This makes them astringent and also quite good for whitening teeth and tightening skin. Those strawberries also offer immune system support because of all the antioxidants that are in them.
Not only that, these strawberries tend to be much bigger than wild strawberries. That provides more edible food for consumers.
Wild strawberries are primarily used for their leaves as opposed to the fruits themselves. Because they are smaller than the farm-produced strawberries that we are most familiar with, we tend to not see them quite so often.
Different Varieties of Wild Strawberry Flowers
While wild strawberries are denoted by their white flower, there are also other types that can be suited to specific regions. Heck, they may be growing on your property and you didn’t even realize what they were.
The Virginia wild strawberry is perhaps the most popular type of wild strawberry there is. The leaves are light green in color and the berry itself, though small, is quite tasty to consume.

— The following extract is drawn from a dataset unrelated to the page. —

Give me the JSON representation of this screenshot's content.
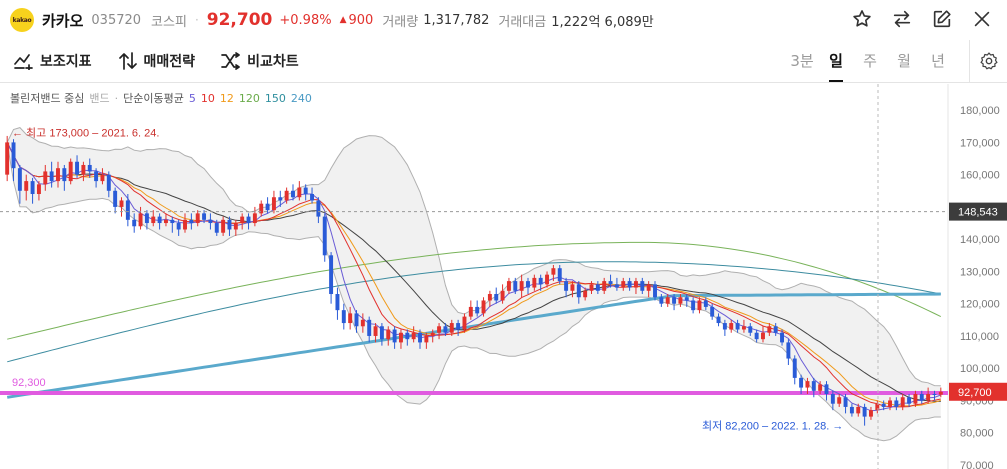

There are wild strawberries that tend to grow on beaches or off coasts. These leaves are dark green in color and have a sheen to them. The berries here are still very much edible, but they tend to not be quite as tasty as their Virginia brethren.
Lastly, another wild strawberry is the woodland strawberry. These types of wild strawberries grow in areas that get a lot of shade and moisture.
The leaves and flowers of this type of wild strawberry tend to be larger than the other species and it has almost a bluish hue to the leaves. They also tend to produce much bigger berries than the other kinds of wild strawberries, which are sweet and delicious to consume.
The type of wild strawberry depends on where you live, but there are different kinds out there to be aware of should you visit a different locale and be surprised that the wild strawberries look different than what you are familiar with.
Growing Your Own Strawberries
You can, of course, grow your own wild strawberries, though it can be a somewhat difficult endeavor. This is because you would use the seeds of a wild strawberry to begin planting your own batch.
The problem here is that finding wild strawberry seeds for sale may be a tough get. They aren’t commonly for sale in markets in this form and that is another reason why the more common strawberries that we are familiar with are the ones we see at the grocery store.
To plant those, it is a relatively simple process. Generally, you will want to plant either in the spring or the fall. This is entirely based on the space that you have available for growing them. Excellent spots to grow strawberries include raised beds, in-ground gardens, and garden containers.
You will want to be certain to give your strawberries ample room for runners; around 18 inches or so between each plant. Strawberries can grow in a number of different ways, but the key is to make sure they get at least eight hours of sun if not more.
Also, check the soil levels to make sure that it is slightly acidic, somewhere in the pH range of 5.5 to 6.8.
You can give the soil that is native to your yard a bit of a boost with rich organic matter or some aged compost. A premium potting mix is commonly available, especially when growing out of containers as you can sometimes do with strawberries.
When watering, there are two keys. The first is to not overwater. You will want to give your plants somewhere in the range of an inch to an inch and a half of water every week. The second key is to not wet the leaves while watering.
Keep your strawberries fed with a fertilizer that is continuous release. This will keep the plants well fed, which promotes a stronger fruit production and will yield those big, fat strawberries that we all look for at the market.
When they are ripe and ready to harvest, make sure that you do so on a particularly cool morning. The heat can dry out and wither the strawberries, making them less than ideal to eat.
When you have finished harvesting them, put them into a refrigerator right away to avoid any potential spoilage.
Growing up with a mom who filled her home (inside and out) with all sorts of plants, Lisa got her start in gardening at a young age. Living now on her own with a home and yard full of plants (including an indoor greenhouse), she shares all the gardening tips she’s gained over the years.